**Aim of the task:** If a line in the entries includes "left", show that line.

[Dataset rows describing interfaces]
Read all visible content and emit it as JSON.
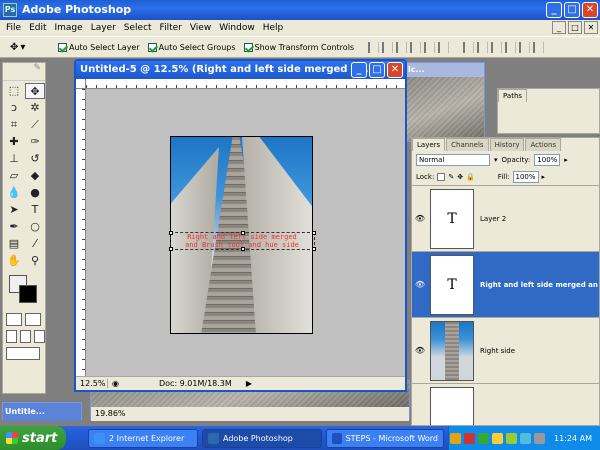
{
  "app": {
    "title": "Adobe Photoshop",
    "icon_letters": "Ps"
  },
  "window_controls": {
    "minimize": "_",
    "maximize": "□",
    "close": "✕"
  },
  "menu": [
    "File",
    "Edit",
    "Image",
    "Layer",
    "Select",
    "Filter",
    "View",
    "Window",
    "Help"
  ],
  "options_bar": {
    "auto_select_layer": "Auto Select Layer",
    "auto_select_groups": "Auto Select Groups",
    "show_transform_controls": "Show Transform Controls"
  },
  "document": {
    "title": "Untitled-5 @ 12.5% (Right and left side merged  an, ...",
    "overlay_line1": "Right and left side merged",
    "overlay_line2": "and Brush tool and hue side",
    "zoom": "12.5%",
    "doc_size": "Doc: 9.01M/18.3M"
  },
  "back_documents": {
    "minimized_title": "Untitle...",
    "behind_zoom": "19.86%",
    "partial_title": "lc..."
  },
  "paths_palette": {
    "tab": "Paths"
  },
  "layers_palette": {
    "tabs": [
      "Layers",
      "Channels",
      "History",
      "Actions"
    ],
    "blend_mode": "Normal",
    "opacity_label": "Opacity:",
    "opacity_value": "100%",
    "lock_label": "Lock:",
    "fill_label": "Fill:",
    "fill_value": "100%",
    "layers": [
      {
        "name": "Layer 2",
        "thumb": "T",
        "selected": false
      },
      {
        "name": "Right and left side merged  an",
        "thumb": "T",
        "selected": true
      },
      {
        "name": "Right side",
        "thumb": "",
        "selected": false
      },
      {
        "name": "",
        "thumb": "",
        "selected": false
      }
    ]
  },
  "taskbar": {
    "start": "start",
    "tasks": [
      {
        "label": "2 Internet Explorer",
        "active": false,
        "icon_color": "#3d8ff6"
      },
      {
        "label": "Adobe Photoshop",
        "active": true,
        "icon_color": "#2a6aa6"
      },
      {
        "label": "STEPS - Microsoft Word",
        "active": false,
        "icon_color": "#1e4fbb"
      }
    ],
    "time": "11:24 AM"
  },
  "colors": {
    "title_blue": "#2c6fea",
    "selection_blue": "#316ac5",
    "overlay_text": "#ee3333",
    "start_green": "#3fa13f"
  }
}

**Exercise solution:**
    "title": "Untitled-5 @ 12.5% (Right and left side merged  an, ...",
    "overlay_line1": "Right and left side merged",
        "name": "Right and left side merged  an",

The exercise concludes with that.